the water to form sulphuric acid. If this condenses on the liner surface, then corrosion can take place. Once the oil film has been
destroyed then wear will take place at an alarming rate. One solution is
to insulate the outside of the liner so that there was a reduction in the
cooling effect. On the latest engines, the liner is only cooled by water at the very
top, relying on the air in the scavenge space to cool the lower part of
The photo shows a
cylinder liner with the upper and mid insulation bands known
is a type of Japanese armour, the word also means literally
" Stomach or Body Warmer". i.e an insulator.
lubrication: Because the cylinder is separate from the
crankcase there is no splash lubrication as on a trunk piston engine. Oil
is supplied through drillings in the liner. Grooves machined in the liner
from the injection points spread the oil circumferentially around the
liner and the piston rings assist in spreading the oil up and down the
length of the liner. The oil is of a high alkalinity which combats the
acid attack from the sulphur in the fuel. The latest engines time the
injection of oil using a computer which has inputs from the crankshaft
position, engine load and engine speed. The correct quantity of oil can be
injected by opening valves from a pressurized system, just as the
piston ring pack is passing the injection point.
mentioned earlier, cylinder liners will wear in service. Correct operation
of the engine (not overloading, maintaining correct operating
temperatures) and using the correct grade and quantity of cylinder oil
will all help to extend the life of a cylinder liner. Wear rates vary, but
as a general rule, for a large bore engine a wear rate of 0.05mm/1000 hours is acceptable. The liner should be replaced as the wear

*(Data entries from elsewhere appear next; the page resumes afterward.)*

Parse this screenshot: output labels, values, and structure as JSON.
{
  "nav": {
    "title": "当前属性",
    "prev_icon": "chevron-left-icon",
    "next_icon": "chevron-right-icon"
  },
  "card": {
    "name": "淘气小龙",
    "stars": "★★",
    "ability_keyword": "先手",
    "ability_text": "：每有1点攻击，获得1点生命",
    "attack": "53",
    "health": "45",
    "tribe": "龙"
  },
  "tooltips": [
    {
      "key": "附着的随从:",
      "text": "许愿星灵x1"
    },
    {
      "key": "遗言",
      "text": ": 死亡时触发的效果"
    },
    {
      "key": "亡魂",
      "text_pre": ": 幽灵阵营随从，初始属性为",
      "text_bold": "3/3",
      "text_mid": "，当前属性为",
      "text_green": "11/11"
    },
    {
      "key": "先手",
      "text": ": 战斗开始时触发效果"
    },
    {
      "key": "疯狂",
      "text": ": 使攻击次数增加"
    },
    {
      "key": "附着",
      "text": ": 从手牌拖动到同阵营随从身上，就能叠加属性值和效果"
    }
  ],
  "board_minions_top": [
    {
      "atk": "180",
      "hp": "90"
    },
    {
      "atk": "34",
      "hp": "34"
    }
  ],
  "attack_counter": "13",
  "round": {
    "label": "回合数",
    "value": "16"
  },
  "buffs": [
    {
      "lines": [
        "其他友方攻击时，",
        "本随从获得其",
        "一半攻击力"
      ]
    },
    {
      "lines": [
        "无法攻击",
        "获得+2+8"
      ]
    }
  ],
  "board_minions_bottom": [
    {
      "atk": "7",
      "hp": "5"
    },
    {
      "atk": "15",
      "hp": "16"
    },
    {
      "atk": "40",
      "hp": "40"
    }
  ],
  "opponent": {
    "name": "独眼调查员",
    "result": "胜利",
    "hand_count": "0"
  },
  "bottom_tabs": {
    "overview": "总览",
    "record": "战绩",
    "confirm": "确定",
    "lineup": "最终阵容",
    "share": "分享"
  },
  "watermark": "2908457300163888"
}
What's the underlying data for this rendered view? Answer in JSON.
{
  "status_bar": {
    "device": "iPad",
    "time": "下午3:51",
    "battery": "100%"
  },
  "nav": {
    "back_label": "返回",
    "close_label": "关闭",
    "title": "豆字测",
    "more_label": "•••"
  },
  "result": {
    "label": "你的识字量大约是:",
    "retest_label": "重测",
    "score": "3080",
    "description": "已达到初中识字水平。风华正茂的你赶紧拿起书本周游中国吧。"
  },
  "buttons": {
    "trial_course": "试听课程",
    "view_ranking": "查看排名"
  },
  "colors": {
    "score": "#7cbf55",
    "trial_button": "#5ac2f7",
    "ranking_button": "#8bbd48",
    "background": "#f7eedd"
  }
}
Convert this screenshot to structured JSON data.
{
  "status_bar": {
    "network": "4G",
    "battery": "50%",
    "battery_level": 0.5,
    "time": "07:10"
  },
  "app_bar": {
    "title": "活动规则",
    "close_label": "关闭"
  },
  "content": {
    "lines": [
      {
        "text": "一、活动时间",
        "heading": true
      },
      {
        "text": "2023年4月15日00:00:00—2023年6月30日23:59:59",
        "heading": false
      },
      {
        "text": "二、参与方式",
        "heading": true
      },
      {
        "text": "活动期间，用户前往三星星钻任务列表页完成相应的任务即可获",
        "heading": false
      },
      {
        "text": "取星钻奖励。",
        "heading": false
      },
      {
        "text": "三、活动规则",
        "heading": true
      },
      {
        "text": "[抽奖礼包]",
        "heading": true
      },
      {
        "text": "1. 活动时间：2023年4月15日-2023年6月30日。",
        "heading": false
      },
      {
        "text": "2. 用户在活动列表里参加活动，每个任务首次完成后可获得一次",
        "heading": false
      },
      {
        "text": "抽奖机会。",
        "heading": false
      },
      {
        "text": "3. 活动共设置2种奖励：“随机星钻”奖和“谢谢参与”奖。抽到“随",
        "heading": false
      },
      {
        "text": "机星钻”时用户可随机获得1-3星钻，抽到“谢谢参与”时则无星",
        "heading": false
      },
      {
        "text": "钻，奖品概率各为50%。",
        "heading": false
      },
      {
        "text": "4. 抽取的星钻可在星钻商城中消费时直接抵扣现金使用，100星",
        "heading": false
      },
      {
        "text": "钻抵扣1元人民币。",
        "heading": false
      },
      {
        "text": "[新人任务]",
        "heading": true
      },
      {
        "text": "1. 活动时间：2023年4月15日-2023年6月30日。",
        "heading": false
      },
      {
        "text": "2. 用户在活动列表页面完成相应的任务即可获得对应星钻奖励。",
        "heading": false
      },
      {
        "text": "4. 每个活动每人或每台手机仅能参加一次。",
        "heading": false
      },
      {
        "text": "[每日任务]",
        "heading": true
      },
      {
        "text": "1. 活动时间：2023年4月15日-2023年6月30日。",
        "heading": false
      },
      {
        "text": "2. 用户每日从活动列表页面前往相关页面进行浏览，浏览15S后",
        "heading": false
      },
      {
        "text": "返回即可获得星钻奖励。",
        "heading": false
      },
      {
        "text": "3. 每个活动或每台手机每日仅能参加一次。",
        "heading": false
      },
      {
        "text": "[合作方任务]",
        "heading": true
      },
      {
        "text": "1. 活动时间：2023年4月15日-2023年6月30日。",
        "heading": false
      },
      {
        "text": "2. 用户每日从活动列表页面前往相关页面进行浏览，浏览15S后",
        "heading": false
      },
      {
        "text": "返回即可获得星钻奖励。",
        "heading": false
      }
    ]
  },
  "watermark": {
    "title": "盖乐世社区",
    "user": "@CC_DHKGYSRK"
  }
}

approaches 0.8 - 1% of liner diameter. The liner is gauged at regular
intervals to ascertain the wear rate.
It has been known for ships to go
for scrap after 20 + years of operation with some of the original liners
in the engine.
Gauging a Liner
As well as corrosive attack, wear is caused by abrasive
particles in the cylinder (from bad filtration/purification of fuel or
from particles in the air), and scuffing (also known as micro seizure or
adhesive wear). Scuffing is due to a breakdown in lubrication which
results in localised welding between points on the rings and liner
surface with subsequent tearing of microscopic particles . This is a very
severe form of wear.